Starting with Anthos clusters on bare metal release 1.7.0, firewalld can be configured for use with Anthos clusters on bare metal or disabled. For information on configuring firewalld, see Configuring firewalld ports on the Network requirements page.
The following instructions disable firewalld.
sudo systemctl stop firewalld sudo systemctl disable firewalld
Check the status of firewalld to ensure it is disabled:
sudo systemctl status firewalld | grep "Active" # Output # Active: inactive (dead)
Configuring Docker 19.03+ on your workstation
Anthos clusters on bare metal helps you install Docker on your bare metal machines in the following scenarios:
- If your bare metal machines don't have Docker installed,
bmctlinstalls 19.03.13 or later.
- If your bare metal machines have Docker 19.03.5 or earlier installed,
bmctlupgrades Docker to version 19.03.13 or later.
Follow these steps to manually install Docker:
Remove any previous Docker version:
sudo dnf remove docker \ docker-client \ docker-client-latest \ docker-common \ docker-latest \ docker-latest-logrotate \ docker-logrotate \ docker-engine
sudo dnf remove podman-manpages
Install Docker 19.03+:
sudo dnf install -y yum-utils sudo yum-config-manager \ --add-repo \ https://download.docker.com/linux/centos/docker-ce.repo sudo dnf install -y docker-ce docker-ce-cli containerd.io sudo systemctl start docker
Verify you are now running version 19.03+:
sudo docker version
Compare your output with the following example to ensure the Client and Server versions are 19.03+ :
Client: Docker Engine - Community Version: 19.03.13 ... Server: Docker Engine - Community Engine: Version: 19.03.13
Verify Docker runs:
docker run hello-world You should see something similar to this: Hello from Docker!
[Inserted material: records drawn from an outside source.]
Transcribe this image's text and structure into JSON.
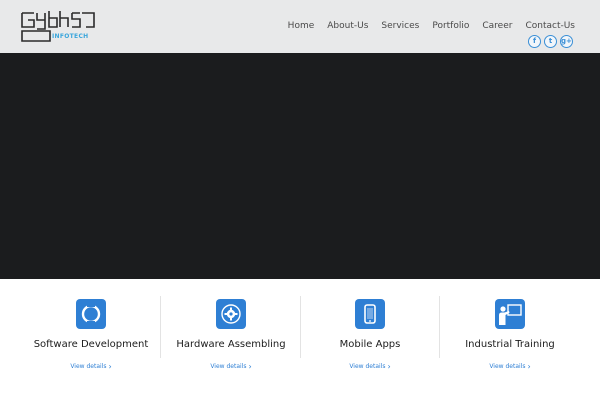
{
  "brand": {
    "logo_text": "Gybhs",
    "logo_sub": "INFOTECH",
    "colors": {
      "dark": "#2b2b2b",
      "accent": "#3aa6dc"
    }
  },
  "nav": {
    "items": [
      {
        "label": "Home"
      },
      {
        "label": "About-Us"
      },
      {
        "label": "Services"
      },
      {
        "label": "Portfolio"
      },
      {
        "label": "Career"
      },
      {
        "label": "Contact-Us"
      }
    ]
  },
  "social": {
    "items": [
      {
        "icon": "facebook-icon",
        "glyph": "f"
      },
      {
        "icon": "twitter-icon",
        "glyph": "t"
      },
      {
        "icon": "google-plus-icon",
        "glyph": "g+"
      }
    ],
    "color": "#3a8fd6"
  },
  "hero": {
    "background": "#1b1c1e"
  },
  "services": {
    "accent": "#2e7fd4",
    "items": [
      {
        "icon": "software-development-icon",
        "title": "Software Development",
        "link": "View details"
      },
      {
        "icon": "hardware-gear-icon",
        "title": "Hardware Assembling",
        "link": "View details"
      },
      {
        "icon": "mobile-phone-icon",
        "title": "Mobile Apps",
        "link": "View details"
      },
      {
        "icon": "training-presenter-icon",
        "title": "Industrial Training",
        "link": "View details"
      }
    ]
  }
}
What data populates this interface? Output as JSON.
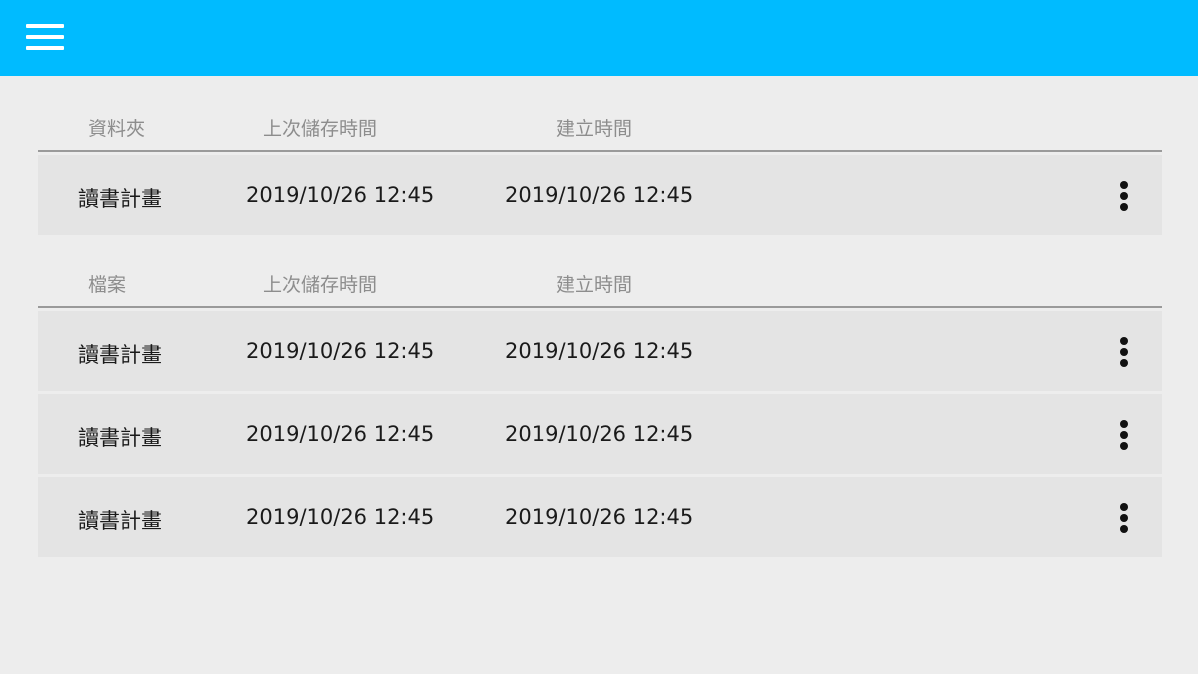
{
  "colors": {
    "topbar": "#00bbff",
    "background": "#ededed",
    "row_background": "#e4e4e4",
    "header_text": "#8d8d8d",
    "row_text": "#1a1a1a"
  },
  "topbar": {
    "menu_icon": "hamburger-menu-icon"
  },
  "folders": {
    "headers": {
      "name": "資料夾",
      "saved": "上次儲存時間",
      "created": "建立時間"
    },
    "rows": [
      {
        "name": "讀書計畫",
        "saved": "2019/10/26 12:45",
        "created": "2019/10/26 12:45",
        "menu_icon": "more-vertical-icon"
      }
    ]
  },
  "files": {
    "headers": {
      "name": "檔案",
      "saved": "上次儲存時間",
      "created": "建立時間"
    },
    "rows": [
      {
        "name": "讀書計畫",
        "saved": "2019/10/26 12:45",
        "created": "2019/10/26 12:45",
        "menu_icon": "more-vertical-icon"
      },
      {
        "name": "讀書計畫",
        "saved": "2019/10/26 12:45",
        "created": "2019/10/26 12:45",
        "menu_icon": "more-vertical-icon"
      },
      {
        "name": "讀書計畫",
        "saved": "2019/10/26 12:45",
        "created": "2019/10/26 12:45",
        "menu_icon": "more-vertical-icon"
      }
    ]
  }
}
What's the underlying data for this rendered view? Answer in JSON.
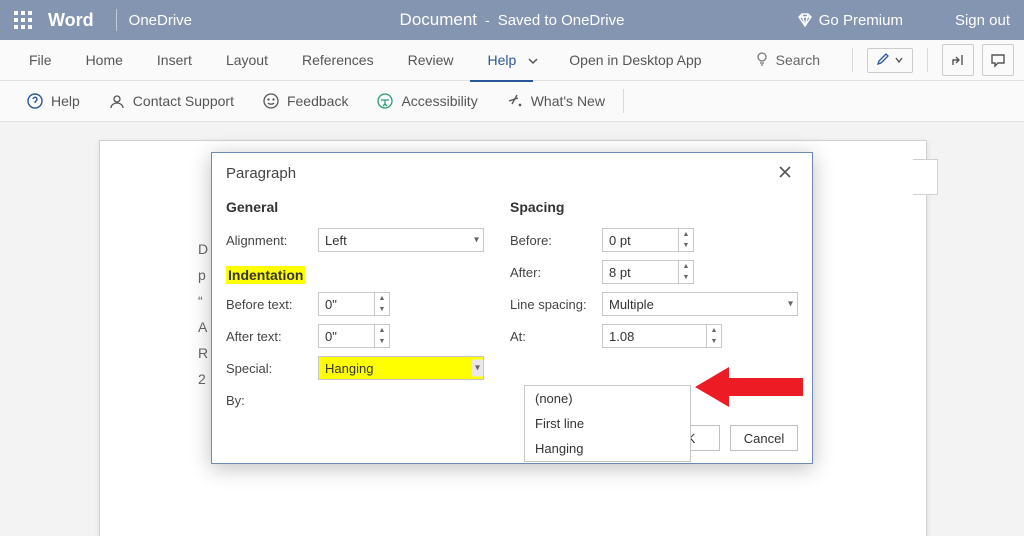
{
  "titlebar": {
    "app": "Word",
    "location": "OneDrive",
    "document": "Document",
    "dash": "-",
    "saved": "Saved to OneDrive",
    "premium": "Go Premium",
    "signout": "Sign out"
  },
  "ribbon": {
    "tabs": [
      "File",
      "Home",
      "Insert",
      "Layout",
      "References",
      "Review",
      "Help"
    ],
    "open_desktop": "Open in Desktop App",
    "search": "Search"
  },
  "subribbon": {
    "help": "Help",
    "contact": "Contact Support",
    "feedback": "Feedback",
    "accessibility": "Accessibility",
    "whatsnew": "What's New"
  },
  "page_lines": [
    "D",
    "p",
    " ",
    "“",
    "A",
    " ",
    "R",
    "2"
  ],
  "dialog": {
    "title": "Paragraph",
    "general": "General",
    "alignment_label": "Alignment:",
    "alignment_value": "Left",
    "indentation": "Indentation",
    "before_text": "Before text:",
    "before_text_val": "0\"",
    "after_text": "After text:",
    "after_text_val": "0\"",
    "special": "Special:",
    "special_val": "Hanging",
    "by": "By:",
    "spacing": "Spacing",
    "before": "Before:",
    "before_val": "0 pt",
    "after": "After:",
    "after_val": "8 pt",
    "line_spacing": "Line spacing:",
    "line_spacing_val": "Multiple",
    "at": "At:",
    "at_val": "1.08",
    "options": [
      "(none)",
      "First line",
      "Hanging"
    ],
    "ok": "OK",
    "cancel": "Cancel"
  }
}
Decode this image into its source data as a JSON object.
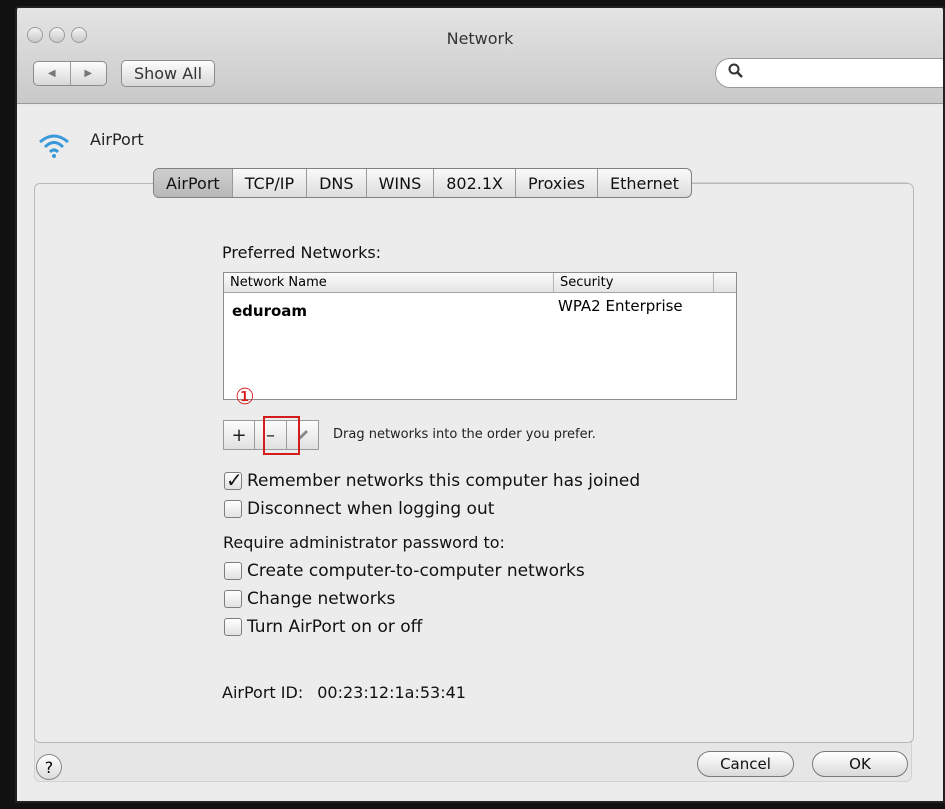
{
  "window": {
    "title": "Network"
  },
  "toolbar": {
    "back_glyph": "◀",
    "forward_glyph": "▶",
    "show_all_label": "Show All",
    "search_placeholder": ""
  },
  "header": {
    "service_label": "AirPort"
  },
  "tabs": [
    {
      "label": "AirPort",
      "selected": true
    },
    {
      "label": "TCP/IP"
    },
    {
      "label": "DNS"
    },
    {
      "label": "WINS"
    },
    {
      "label": "802.1X"
    },
    {
      "label": "Proxies"
    },
    {
      "label": "Ethernet"
    }
  ],
  "preferred": {
    "label": "Preferred Networks:",
    "columns": [
      "Network Name",
      "Security"
    ],
    "rows": [
      {
        "name": "eduroam",
        "security": "WPA2 Enterprise"
      }
    ],
    "add_label": "+",
    "remove_label": "–",
    "drag_hint": "Drag networks into the order you prefer."
  },
  "annotation": {
    "marker": "①",
    "color": "#d61b1b"
  },
  "options": {
    "remember": {
      "label": "Remember networks this computer has joined",
      "checked": true
    },
    "disconnect": {
      "label": "Disconnect when logging out",
      "checked": false
    },
    "require_label": "Require administrator password to:",
    "create": {
      "label": "Create computer-to-computer networks",
      "checked": false
    },
    "change": {
      "label": "Change networks",
      "checked": false
    },
    "toggle": {
      "label": "Turn AirPort on or off",
      "checked": false
    }
  },
  "airport_id": {
    "label": "AirPort ID:",
    "value": "00:23:12:1a:53:41"
  },
  "footer": {
    "help_label": "?",
    "cancel_label": "Cancel",
    "ok_label": "OK"
  },
  "icons": [
    "wifi-icon",
    "search-icon",
    "pencil-icon",
    "help-icon"
  ]
}
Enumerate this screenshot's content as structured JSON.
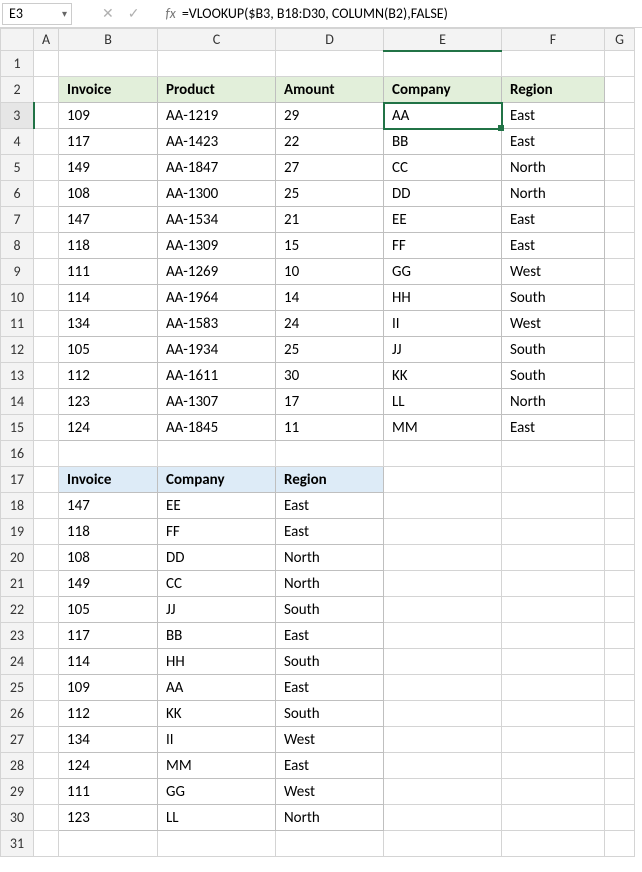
{
  "nameBox": "E3",
  "formula": "=VLOOKUP($B3, B18:D30, COLUMN(B2),FALSE)",
  "icons": {
    "cancel": "✕",
    "confirm": "✓",
    "fx": "fx",
    "dropdown": "▾"
  },
  "columns": [
    "",
    "A",
    "B",
    "C",
    "D",
    "E",
    "F",
    "G"
  ],
  "selectedCell": {
    "row": 3,
    "col": "E"
  },
  "rows": [
    {
      "n": 1
    },
    {
      "n": 2,
      "table": "t1head",
      "cells": {
        "B": "Invoice",
        "C": "Product",
        "D": "Amount",
        "E": "Company",
        "F": "Region"
      }
    },
    {
      "n": 3,
      "table": "t1",
      "cells": {
        "B": "109",
        "C": "AA-1219",
        "D": "29",
        "E": "AA",
        "F": "East"
      }
    },
    {
      "n": 4,
      "table": "t1",
      "cells": {
        "B": "117",
        "C": "AA-1423",
        "D": "22",
        "E": "BB",
        "F": "East"
      }
    },
    {
      "n": 5,
      "table": "t1",
      "cells": {
        "B": "149",
        "C": "AA-1847",
        "D": "27",
        "E": "CC",
        "F": "North"
      }
    },
    {
      "n": 6,
      "table": "t1",
      "cells": {
        "B": "108",
        "C": "AA-1300",
        "D": "25",
        "E": "DD",
        "F": "North"
      }
    },
    {
      "n": 7,
      "table": "t1",
      "cells": {
        "B": "147",
        "C": "AA-1534",
        "D": "21",
        "E": "EE",
        "F": "East"
      }
    },
    {
      "n": 8,
      "table": "t1",
      "cells": {
        "B": "118",
        "C": "AA-1309",
        "D": "15",
        "E": "FF",
        "F": "East"
      }
    },
    {
      "n": 9,
      "table": "t1",
      "cells": {
        "B": "111",
        "C": "AA-1269",
        "D": "10",
        "E": "GG",
        "F": "West"
      }
    },
    {
      "n": 10,
      "table": "t1",
      "cells": {
        "B": "114",
        "C": "AA-1964",
        "D": "14",
        "E": "HH",
        "F": "South"
      }
    },
    {
      "n": 11,
      "table": "t1",
      "cells": {
        "B": "134",
        "C": "AA-1583",
        "D": "24",
        "E": "II",
        "F": "West"
      }
    },
    {
      "n": 12,
      "table": "t1",
      "cells": {
        "B": "105",
        "C": "AA-1934",
        "D": "25",
        "E": "JJ",
        "F": "South"
      }
    },
    {
      "n": 13,
      "table": "t1",
      "cells": {
        "B": "112",
        "C": "AA-1611",
        "D": "30",
        "E": "KK",
        "F": "South"
      }
    },
    {
      "n": 14,
      "table": "t1",
      "cells": {
        "B": "123",
        "C": "AA-1307",
        "D": "17",
        "E": "LL",
        "F": "North"
      }
    },
    {
      "n": 15,
      "table": "t1",
      "cells": {
        "B": "124",
        "C": "AA-1845",
        "D": "11",
        "E": "MM",
        "F": "East"
      }
    },
    {
      "n": 16
    },
    {
      "n": 17,
      "table": "t2head",
      "cells": {
        "B": "Invoice",
        "C": "Company",
        "D": "Region"
      }
    },
    {
      "n": 18,
      "table": "t2",
      "cells": {
        "B": "147",
        "C": "EE",
        "D": "East"
      }
    },
    {
      "n": 19,
      "table": "t2",
      "cells": {
        "B": "118",
        "C": "FF",
        "D": "East"
      }
    },
    {
      "n": 20,
      "table": "t2",
      "cells": {
        "B": "108",
        "C": "DD",
        "D": "North"
      }
    },
    {
      "n": 21,
      "table": "t2",
      "cells": {
        "B": "149",
        "C": "CC",
        "D": "North"
      }
    },
    {
      "n": 22,
      "table": "t2",
      "cells": {
        "B": "105",
        "C": "JJ",
        "D": "South"
      }
    },
    {
      "n": 23,
      "table": "t2",
      "cells": {
        "B": "117",
        "C": "BB",
        "D": "East"
      }
    },
    {
      "n": 24,
      "table": "t2",
      "cells": {
        "B": "114",
        "C": "HH",
        "D": "South"
      }
    },
    {
      "n": 25,
      "table": "t2",
      "cells": {
        "B": "109",
        "C": "AA",
        "D": "East"
      }
    },
    {
      "n": 26,
      "table": "t2",
      "cells": {
        "B": "112",
        "C": "KK",
        "D": "South"
      }
    },
    {
      "n": 27,
      "table": "t2",
      "cells": {
        "B": "134",
        "C": "II",
        "D": "West"
      }
    },
    {
      "n": 28,
      "table": "t2",
      "cells": {
        "B": "124",
        "C": "MM",
        "D": "East"
      }
    },
    {
      "n": 29,
      "table": "t2",
      "cells": {
        "B": "111",
        "C": "GG",
        "D": "West"
      }
    },
    {
      "n": 30,
      "table": "t2",
      "cells": {
        "B": "123",
        "C": "LL",
        "D": "North"
      }
    },
    {
      "n": 31
    }
  ]
}
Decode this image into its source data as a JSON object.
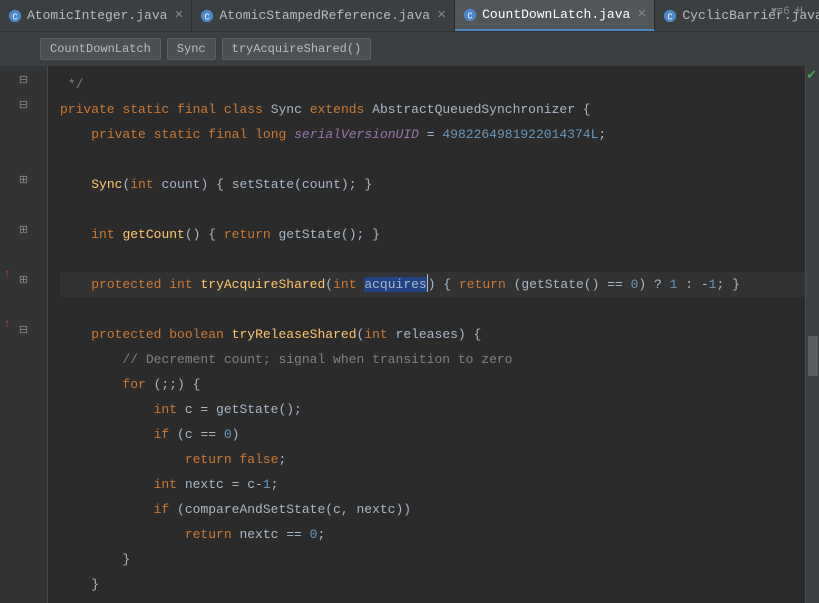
{
  "tabs": [
    {
      "label": "AtomicInteger.java",
      "active": false
    },
    {
      "label": "AtomicStampedReference.java",
      "active": false
    },
    {
      "label": "CountDownLatch.java",
      "active": true
    },
    {
      "label": "CyclicBarrier.java",
      "active": false
    }
  ],
  "breadcrumbs": {
    "c0": "CountDownLatch",
    "c1": "Sync",
    "c2": "tryAcquireShared()"
  },
  "topRight": "6 H",
  "code": {
    "l1_cmt": " */",
    "l2_kw1": "private",
    "l2_kw2": "static",
    "l2_kw3": "final",
    "l2_kw4": "class",
    "l2_cls": "Sync",
    "l2_kw5": "extends",
    "l2_sup": "AbstractQueuedSynchronizer {",
    "l3_kw1": "private",
    "l3_kw2": "static",
    "l3_kw3": "final",
    "l3_kw4": "long",
    "l3_fld": "serialVersionUID",
    "l3_eq": " = ",
    "l3_num": "4982264981922014374L",
    "l3_semi": ";",
    "l4_mth": "Sync",
    "l4_p1": "(",
    "l4_kw1": "int",
    "l4_arg": " count) ",
    "l4_lb": "{",
    "l4_call": " setState(count); ",
    "l4_rb": "}",
    "l5_kw1": "int",
    "l5_mth": "getCount",
    "l5_p": "() ",
    "l5_lb": "{",
    "l5_kw2": " return",
    "l5_call": " getState()",
    "l5_semi": ";",
    "l5_rb": " }",
    "l6_kw1": "protected",
    "l6_kw2": "int",
    "l6_mth": "tryAcquireShared",
    "l6_p1": "(",
    "l6_kw3": "int",
    "l6_sp": " ",
    "l6_sel": "acquires",
    "l6_p2": ") ",
    "l6_lb": "{",
    "l6_kw4": " return",
    "l6_call": " (getState() == ",
    "l6_n0": "0",
    "l6_q": ") ? ",
    "l6_n1": "1",
    "l6_col": " : -",
    "l6_n2": "1",
    "l6_end": "; }",
    "l7_kw1": "protected",
    "l7_kw2": "boolean",
    "l7_mth": "tryReleaseShared",
    "l7_p1": "(",
    "l7_kw3": "int",
    "l7_arg": " releases) {",
    "l8_cmt": "// Decrement count; signal when transition to zero",
    "l9_kw1": "for",
    "l9_rest": " (;;) {",
    "l10_kw1": "int",
    "l10_rest": " c = getState();",
    "l11_kw1": "if",
    "l11_r1": " (c == ",
    "l11_n": "0",
    "l11_r2": ")",
    "l12_kw1": "return",
    "l12_kw2": " false",
    "l12_semi": ";",
    "l13_kw1": "int",
    "l13_r1": " nextc = c-",
    "l13_n": "1",
    "l13_semi": ";",
    "l14_kw1": "if",
    "l14_r": " (compareAndSetState(c, nextc))",
    "l15_kw1": "return",
    "l15_r1": " nextc == ",
    "l15_n": "0",
    "l15_semi": ";",
    "l16": "}",
    "l17": "}"
  }
}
This message shows that your installation appears to be working correctly.
To simplify installation, we recommend that you configure RHEL using a minimal installation with headless management. Also, be sure to enable your network connection and either use the default DHCP or provide a valid, static IP address and network information. Ensure the machine can connect to the required external resources, such as
If Docker fails to run, check that the Docker daemon is running with the following command:
sudo systemctl start docker